Assignment: Scan the records for the word "JSON". Return each line where it is found.

Provided information:

►

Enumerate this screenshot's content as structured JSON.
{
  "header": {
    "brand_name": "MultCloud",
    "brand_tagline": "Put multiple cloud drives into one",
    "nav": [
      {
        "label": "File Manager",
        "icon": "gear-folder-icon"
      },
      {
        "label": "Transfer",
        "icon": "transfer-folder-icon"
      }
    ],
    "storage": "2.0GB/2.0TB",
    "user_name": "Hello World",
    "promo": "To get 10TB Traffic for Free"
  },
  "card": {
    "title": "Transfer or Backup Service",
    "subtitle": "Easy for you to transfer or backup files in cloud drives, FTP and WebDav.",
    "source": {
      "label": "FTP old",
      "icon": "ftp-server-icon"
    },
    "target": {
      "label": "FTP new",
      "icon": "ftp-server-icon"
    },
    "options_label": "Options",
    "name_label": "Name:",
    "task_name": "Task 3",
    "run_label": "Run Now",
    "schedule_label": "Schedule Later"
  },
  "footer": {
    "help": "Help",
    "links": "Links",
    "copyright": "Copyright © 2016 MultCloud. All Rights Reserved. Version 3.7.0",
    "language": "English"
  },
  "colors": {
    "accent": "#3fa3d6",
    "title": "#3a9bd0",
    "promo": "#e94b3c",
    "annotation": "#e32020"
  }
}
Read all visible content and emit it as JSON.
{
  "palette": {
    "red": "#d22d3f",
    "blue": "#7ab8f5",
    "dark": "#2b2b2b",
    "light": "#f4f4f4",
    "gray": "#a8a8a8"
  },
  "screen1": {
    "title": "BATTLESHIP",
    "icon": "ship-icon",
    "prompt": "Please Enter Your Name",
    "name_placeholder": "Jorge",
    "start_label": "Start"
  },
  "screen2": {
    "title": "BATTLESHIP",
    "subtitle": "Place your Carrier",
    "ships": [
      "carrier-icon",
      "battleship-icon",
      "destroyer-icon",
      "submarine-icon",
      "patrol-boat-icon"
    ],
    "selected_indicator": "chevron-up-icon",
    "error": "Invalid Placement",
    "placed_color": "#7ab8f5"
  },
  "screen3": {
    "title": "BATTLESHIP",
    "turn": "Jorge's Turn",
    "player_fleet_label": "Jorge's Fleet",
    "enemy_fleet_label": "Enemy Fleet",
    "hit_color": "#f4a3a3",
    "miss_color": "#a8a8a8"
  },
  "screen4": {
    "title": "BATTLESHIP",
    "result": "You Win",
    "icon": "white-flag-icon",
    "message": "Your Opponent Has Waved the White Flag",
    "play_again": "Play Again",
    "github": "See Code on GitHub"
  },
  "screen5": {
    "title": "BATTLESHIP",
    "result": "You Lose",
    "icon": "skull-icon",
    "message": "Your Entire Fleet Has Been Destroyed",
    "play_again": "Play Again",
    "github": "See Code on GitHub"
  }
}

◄
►

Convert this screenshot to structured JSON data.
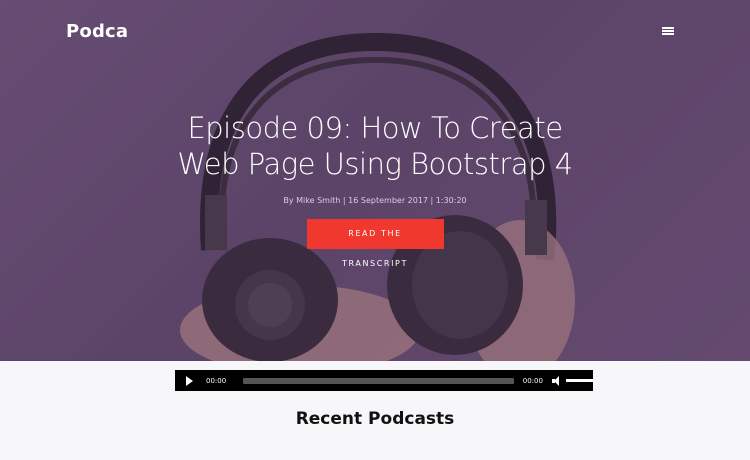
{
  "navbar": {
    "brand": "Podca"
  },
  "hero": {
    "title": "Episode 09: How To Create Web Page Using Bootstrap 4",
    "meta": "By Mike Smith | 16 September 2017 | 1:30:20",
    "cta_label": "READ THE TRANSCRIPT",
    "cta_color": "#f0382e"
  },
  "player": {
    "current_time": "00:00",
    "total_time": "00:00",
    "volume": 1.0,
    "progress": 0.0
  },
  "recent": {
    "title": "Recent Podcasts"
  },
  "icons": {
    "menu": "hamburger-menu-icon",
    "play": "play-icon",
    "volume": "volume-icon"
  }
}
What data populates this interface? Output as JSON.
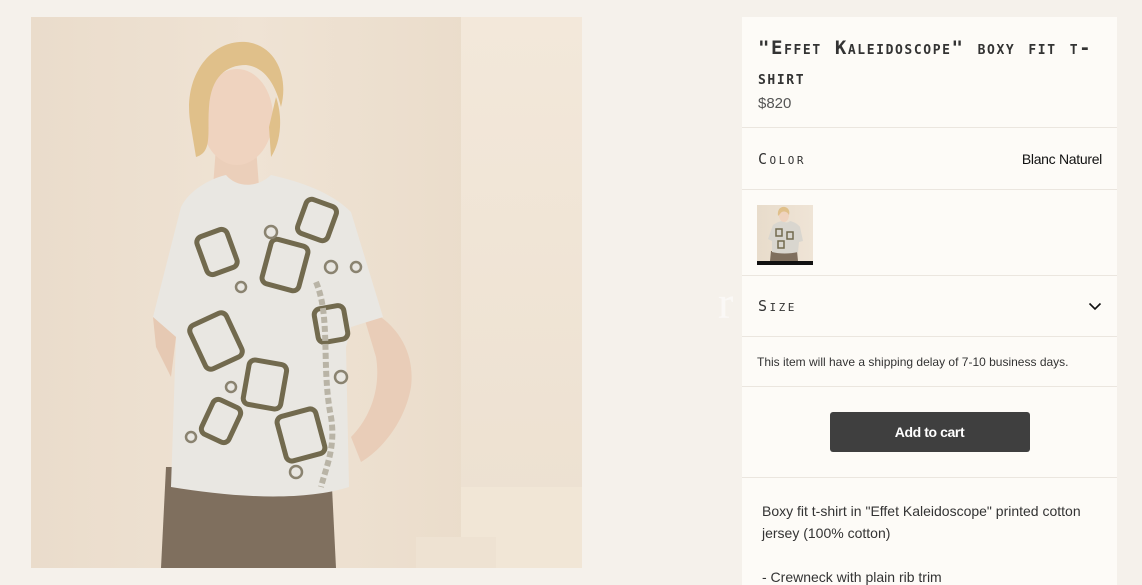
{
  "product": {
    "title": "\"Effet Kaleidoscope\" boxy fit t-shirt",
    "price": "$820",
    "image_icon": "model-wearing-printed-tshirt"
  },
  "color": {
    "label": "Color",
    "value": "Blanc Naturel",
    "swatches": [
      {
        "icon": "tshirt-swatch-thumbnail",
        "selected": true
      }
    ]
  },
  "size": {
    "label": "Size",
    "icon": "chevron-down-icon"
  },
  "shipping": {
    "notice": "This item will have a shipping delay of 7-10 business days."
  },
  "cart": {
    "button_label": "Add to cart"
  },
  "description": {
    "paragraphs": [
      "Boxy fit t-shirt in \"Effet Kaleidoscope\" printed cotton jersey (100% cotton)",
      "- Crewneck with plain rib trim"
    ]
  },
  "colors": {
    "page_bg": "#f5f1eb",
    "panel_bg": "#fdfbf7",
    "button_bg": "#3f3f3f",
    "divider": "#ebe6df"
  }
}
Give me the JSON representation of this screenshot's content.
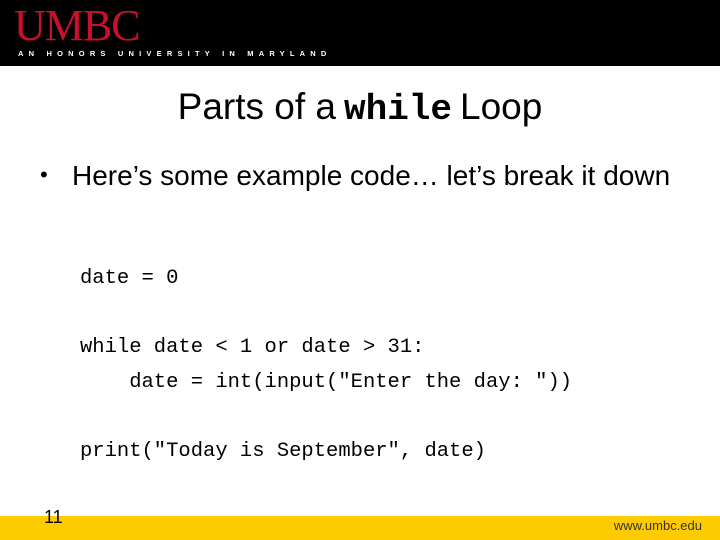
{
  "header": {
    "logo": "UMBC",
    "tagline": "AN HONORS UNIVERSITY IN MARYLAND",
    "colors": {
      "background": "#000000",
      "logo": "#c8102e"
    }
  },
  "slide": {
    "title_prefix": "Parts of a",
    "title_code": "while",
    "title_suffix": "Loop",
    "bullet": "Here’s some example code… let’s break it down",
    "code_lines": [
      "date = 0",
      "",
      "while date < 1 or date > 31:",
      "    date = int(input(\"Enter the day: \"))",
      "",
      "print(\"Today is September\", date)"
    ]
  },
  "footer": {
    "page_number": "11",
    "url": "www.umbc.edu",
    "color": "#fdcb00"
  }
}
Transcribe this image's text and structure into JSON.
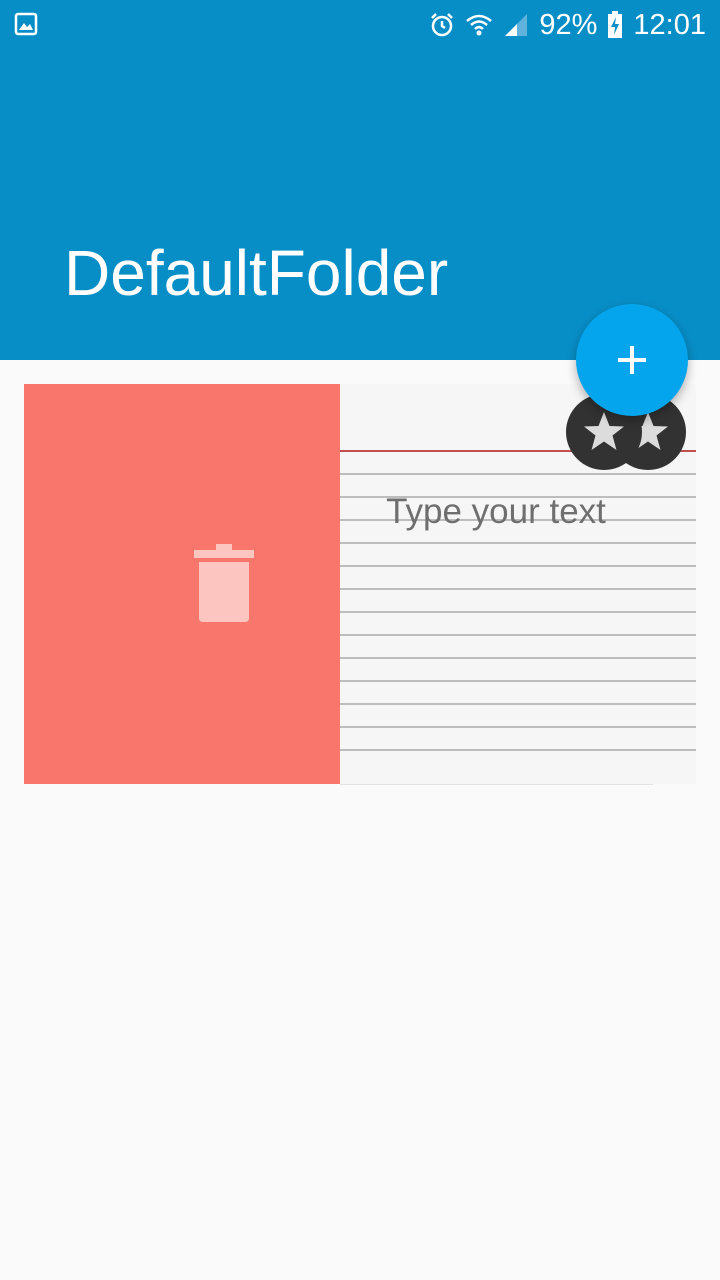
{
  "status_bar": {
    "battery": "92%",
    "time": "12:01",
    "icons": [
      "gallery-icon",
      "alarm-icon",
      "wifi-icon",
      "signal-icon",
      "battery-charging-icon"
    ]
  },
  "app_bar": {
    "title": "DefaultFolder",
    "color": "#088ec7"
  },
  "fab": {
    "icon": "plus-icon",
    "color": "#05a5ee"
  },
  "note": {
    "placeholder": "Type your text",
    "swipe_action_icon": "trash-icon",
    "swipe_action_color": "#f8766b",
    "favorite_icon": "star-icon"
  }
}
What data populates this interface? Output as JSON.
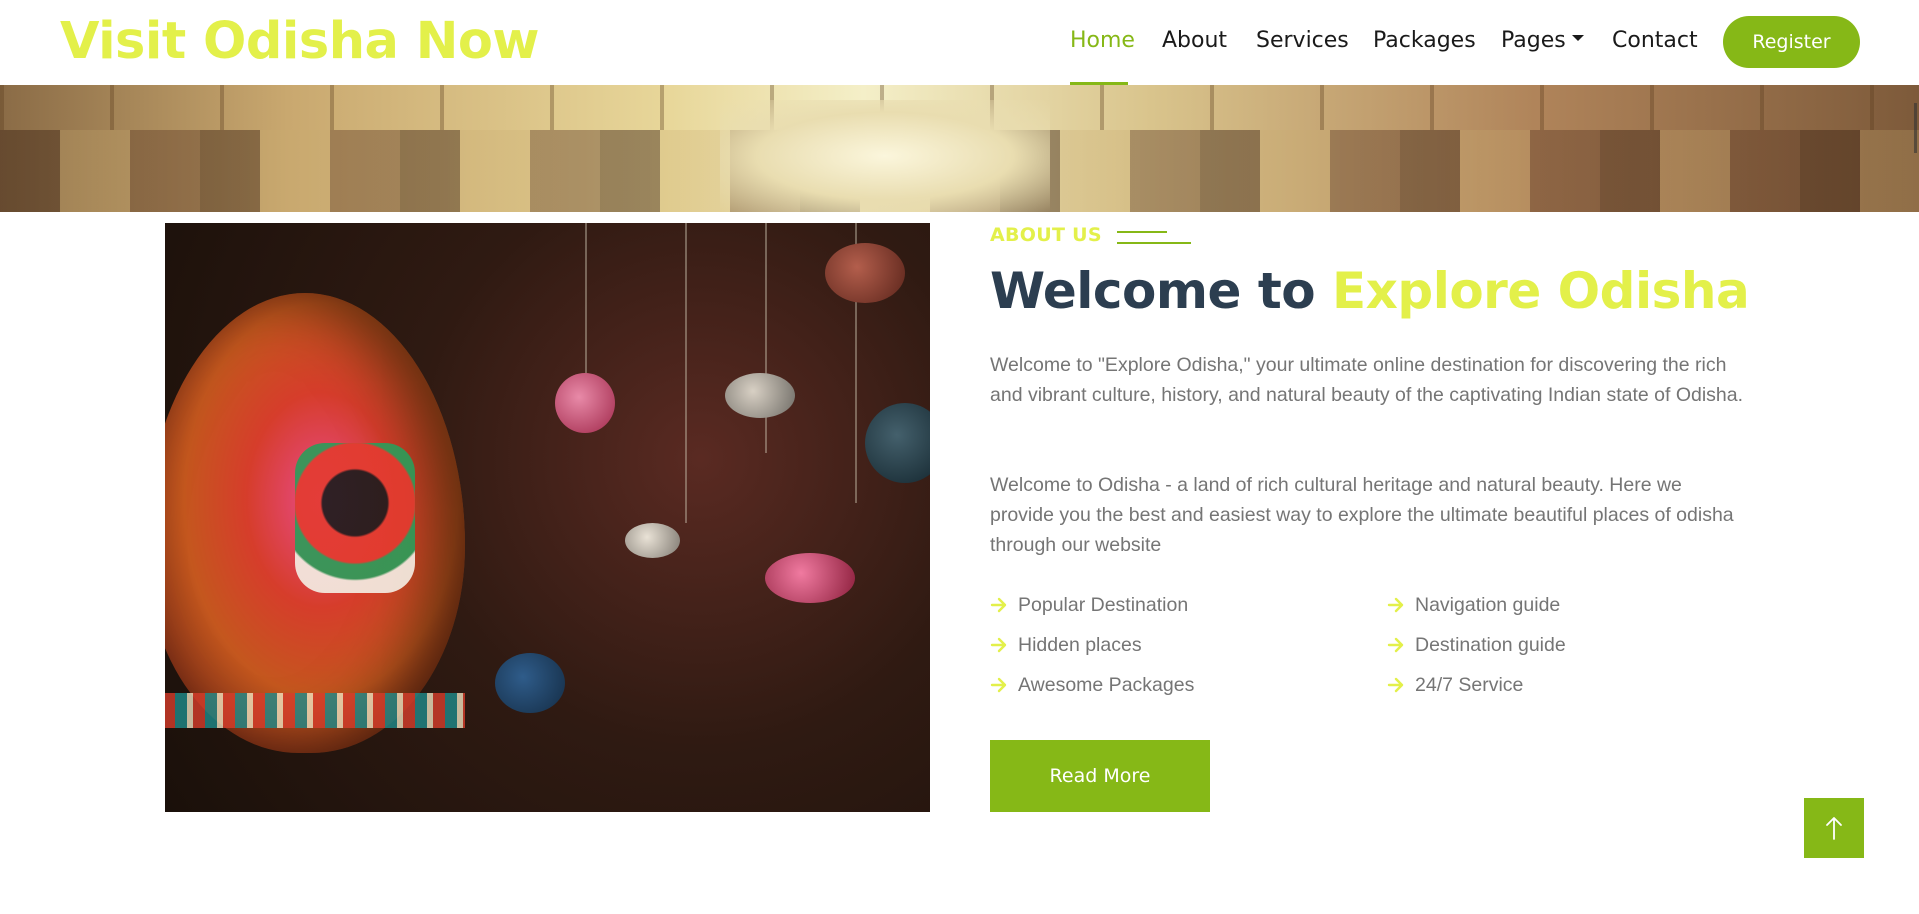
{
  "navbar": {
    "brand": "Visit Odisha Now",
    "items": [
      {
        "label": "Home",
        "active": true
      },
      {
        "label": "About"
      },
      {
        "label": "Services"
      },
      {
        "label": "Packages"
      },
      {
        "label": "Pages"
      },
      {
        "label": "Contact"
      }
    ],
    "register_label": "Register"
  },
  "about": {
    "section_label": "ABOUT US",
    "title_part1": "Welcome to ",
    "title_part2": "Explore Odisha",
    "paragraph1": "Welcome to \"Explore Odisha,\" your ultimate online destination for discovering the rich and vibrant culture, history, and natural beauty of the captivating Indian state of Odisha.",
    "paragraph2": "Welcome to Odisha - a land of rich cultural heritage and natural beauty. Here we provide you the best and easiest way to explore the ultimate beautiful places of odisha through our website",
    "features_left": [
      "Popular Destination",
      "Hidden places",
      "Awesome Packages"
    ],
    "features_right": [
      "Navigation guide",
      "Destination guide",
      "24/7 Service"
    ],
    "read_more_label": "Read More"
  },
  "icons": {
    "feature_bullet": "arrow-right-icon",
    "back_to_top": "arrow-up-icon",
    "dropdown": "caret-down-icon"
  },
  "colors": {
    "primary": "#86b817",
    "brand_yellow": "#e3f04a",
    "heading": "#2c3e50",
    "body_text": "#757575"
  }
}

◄
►

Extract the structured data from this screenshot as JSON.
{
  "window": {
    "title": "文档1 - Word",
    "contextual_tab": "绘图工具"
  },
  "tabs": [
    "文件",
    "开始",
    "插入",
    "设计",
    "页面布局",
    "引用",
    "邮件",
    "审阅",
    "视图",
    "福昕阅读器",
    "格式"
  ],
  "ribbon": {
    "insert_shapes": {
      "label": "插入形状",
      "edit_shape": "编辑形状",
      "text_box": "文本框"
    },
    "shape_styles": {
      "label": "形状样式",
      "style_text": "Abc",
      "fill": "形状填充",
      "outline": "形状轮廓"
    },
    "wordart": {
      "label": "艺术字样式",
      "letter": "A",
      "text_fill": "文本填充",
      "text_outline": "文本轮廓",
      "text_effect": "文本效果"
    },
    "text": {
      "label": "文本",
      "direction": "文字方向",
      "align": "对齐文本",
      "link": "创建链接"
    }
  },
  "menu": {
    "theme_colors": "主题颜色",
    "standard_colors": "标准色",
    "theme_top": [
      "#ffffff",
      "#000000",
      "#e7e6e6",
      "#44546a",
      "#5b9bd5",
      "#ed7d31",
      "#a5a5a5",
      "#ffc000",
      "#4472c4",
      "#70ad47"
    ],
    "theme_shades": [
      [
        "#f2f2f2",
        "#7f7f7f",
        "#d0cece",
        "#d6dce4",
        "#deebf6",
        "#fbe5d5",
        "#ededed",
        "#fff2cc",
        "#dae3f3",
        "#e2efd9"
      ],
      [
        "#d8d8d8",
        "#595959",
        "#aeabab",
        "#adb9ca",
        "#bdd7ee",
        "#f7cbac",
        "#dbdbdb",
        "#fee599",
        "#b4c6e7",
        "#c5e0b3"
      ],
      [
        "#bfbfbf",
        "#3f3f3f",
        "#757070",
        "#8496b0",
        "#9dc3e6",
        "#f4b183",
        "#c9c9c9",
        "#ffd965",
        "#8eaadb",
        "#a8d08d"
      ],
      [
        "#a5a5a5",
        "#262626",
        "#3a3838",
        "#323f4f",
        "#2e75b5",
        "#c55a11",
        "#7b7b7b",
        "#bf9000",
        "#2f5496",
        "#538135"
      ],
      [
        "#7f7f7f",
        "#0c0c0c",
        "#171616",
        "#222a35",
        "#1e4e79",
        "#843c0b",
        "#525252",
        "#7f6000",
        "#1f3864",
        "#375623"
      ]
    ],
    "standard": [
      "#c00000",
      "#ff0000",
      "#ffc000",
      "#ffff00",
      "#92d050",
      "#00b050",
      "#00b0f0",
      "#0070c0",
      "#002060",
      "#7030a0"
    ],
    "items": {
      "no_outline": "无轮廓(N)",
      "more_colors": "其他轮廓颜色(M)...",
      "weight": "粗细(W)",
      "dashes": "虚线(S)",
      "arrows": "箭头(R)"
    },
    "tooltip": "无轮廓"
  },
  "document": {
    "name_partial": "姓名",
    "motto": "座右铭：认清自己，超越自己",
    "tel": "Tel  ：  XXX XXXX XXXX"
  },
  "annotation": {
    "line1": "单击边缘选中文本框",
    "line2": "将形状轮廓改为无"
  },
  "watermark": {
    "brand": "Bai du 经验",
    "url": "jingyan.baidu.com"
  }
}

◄

Task response:
Enumerate this screenshot's content as structured JSON.
Read all visible content and emit it as JSON.
Convert this screenshot to structured JSON data.
What data populates this interface? Output as JSON.
Give me the JSON representation of this screenshot's content.
Transcribe this image's text and structure into JSON.
What data populates this interface? Output as JSON.
Extract the structured data from this screenshot as JSON.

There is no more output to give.